Bratislava: arrival and transport


In Bratislava – as in the rest of the country – you drive on the right side of the road. Regardless of the information given here, it is advisable to obtain detailed information from the ADAC, the AvD or the traffic clubs in the country concerned

According to prozipcodes, Bratislava is an important hub for air, road and rail transport, as well as for shipping. Several major roads start in the city. These include the D1 (to the east, to Žilina), the D2 (to Prague, Brno and Budapest), the D4 ring road and the Austrian northeast motorway (towards Vienna). The Danube can be crossed using one of the five road bridges. These are the Lafranconi Bridge (Most Lafranconi), the Old Bridge (Starý most), the New Bridge (Nový most), the Apollo Bridge (Most Apollo) and the Harbor Bridge (Prístavný most).

Maximum speed
In Bratislava there is a speed limit of 60 km / h for motorists and motorcyclists. You can drive up to 130 km / h on motorways. As a matter of principle, in addition to the general speed limits shown, the speed limits indicated by signs must be strictly adhered to.

Blood alcohol limit
In Bratislava there is an alcohol alcohol limit of 0.0 for all motorists and motorcyclists.

Other rules
The Slovak Road Traffic Act prescribes driving with the lights on in the period from October 15th to March 15th. You are also obliged to carry one or more warning vests in your car, which drivers and motorcyclists must wear if they leave their vehicle on roads outside built-up areas after an accident, breakdown or for other reasons. In Slovakia you have to pay road tolls. There are motorway vignettes for this.


MR Štefánik or Bratislava Airport (Letisko Milana Rastislava Štefánika)
The largest airport in Slovakia is located 9 kilometers from Bratislava city center and only 55 kilometers from Vienna International Airport. Thus it serves a catchment area of ​​four countries: Austria, Slovakia, the Czech Republic and Hungary. It is connected to Bratislava via the D1 motorway, city bus number 61 and various train connections to the main train station in the Slovak capital. There are also train connections to Vienna and a direct bus connection to Vienna International Airport. Destinations in Europe and the Middle East are served directly from Bratislava Airport.


Several major national and international railway lines meet in Bratislava. These all lead via the main train station (Hlavná stanica) north of the old town and run to Berlin, Prague, Vienna, Budapest and Bucharest as well as to Poland and the Ukraine. Another important train station is Bratislava-Petržalka . Connections to Vienna and Győr also go through him.

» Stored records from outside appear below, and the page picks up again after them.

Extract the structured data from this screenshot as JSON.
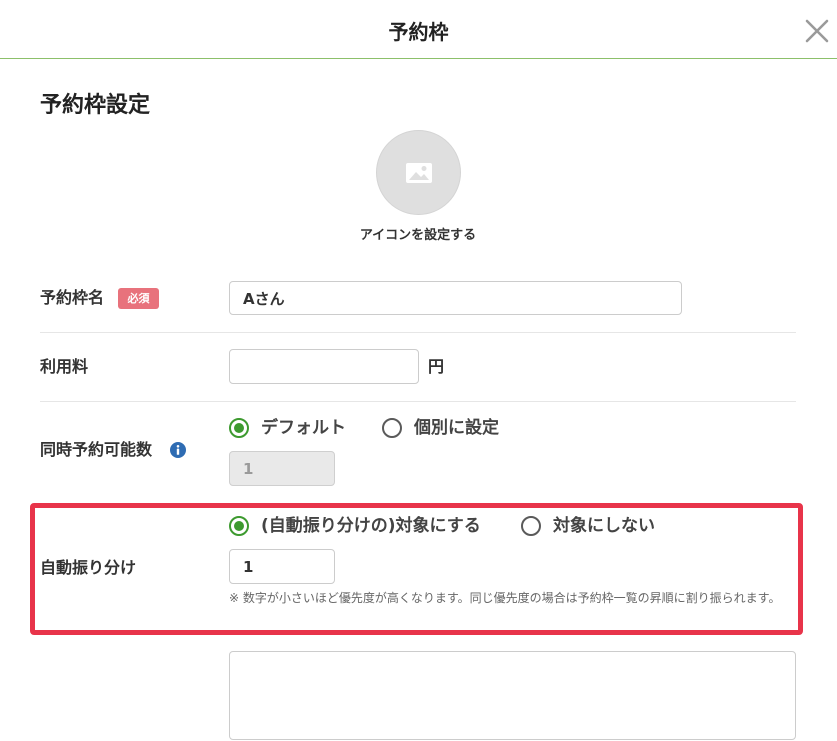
{
  "header": {
    "title": "予約枠",
    "close_icon": "close-icon"
  },
  "section": {
    "title": "予約枠設定"
  },
  "icon_upload": {
    "icon": "image-icon",
    "label": "アイコンを設定する"
  },
  "form": {
    "name": {
      "label": "予約枠名",
      "required_badge": "必須",
      "value": "Aさん"
    },
    "fee": {
      "label": "利用料",
      "value": "",
      "unit": "円"
    },
    "capacity": {
      "label": "同時予約可能数",
      "info_icon": "info-icon",
      "options": [
        {
          "label": "デフォルト",
          "checked": true
        },
        {
          "label": "個別に設定",
          "checked": false
        }
      ],
      "value": "1",
      "disabled": true
    },
    "auto_assign": {
      "label": "自動振り分け",
      "options": [
        {
          "label": "(自動振り分けの)対象にする",
          "checked": true
        },
        {
          "label": "対象にしない",
          "checked": false
        }
      ],
      "value": "1",
      "note": "※ 数字が小さいほど優先度が高くなります。同じ優先度の場合は予約枠一覧の昇順に割り振られます。"
    },
    "memo": {
      "value": ""
    }
  },
  "colors": {
    "accent": "#3d9a2f",
    "header_rule": "#8cc06a",
    "required_badge": "#e8727c",
    "highlight": "#e8344a",
    "info": "#2e6cb3"
  }
}
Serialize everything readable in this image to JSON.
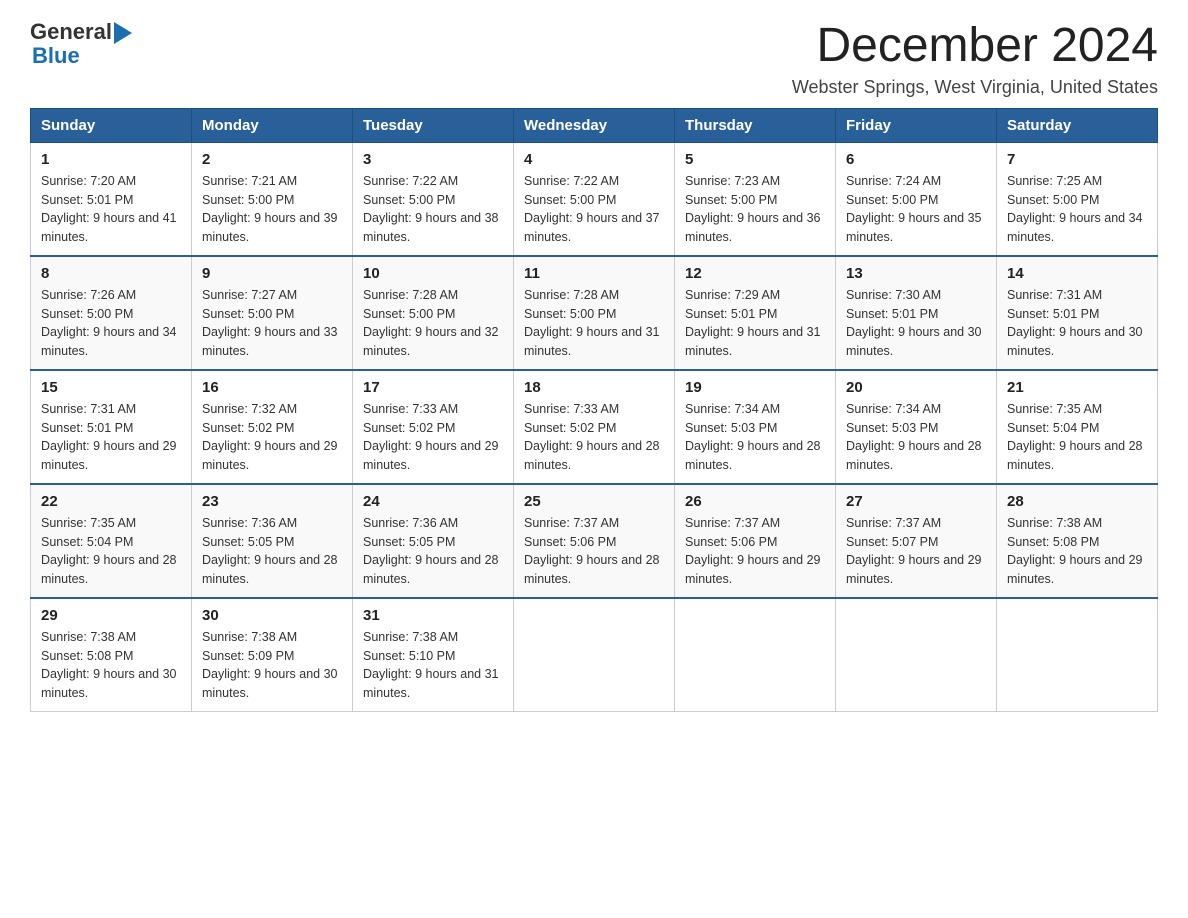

There are currently 13 tram lines in Bratislava. A specially set up 800-meter-long tram tunnel runs under the castle hill. In the next few years, the tram network is to be extended from the left bank of the Danube to Petržalka as a “high-speed tram”.

Boat and ferry

Many cruise ships as well as the high-speed catamaran “Twin City Liner” operate on the Danube between Bratislava and Vienna.


The municipal transport company Dopravný podnik Bratislava (DPB) operates a transport system that also includes 60 bus routes and 13 trolleybus routes. 20 bus routes are used for night traffic.

Bratislava, Slovakia Transportation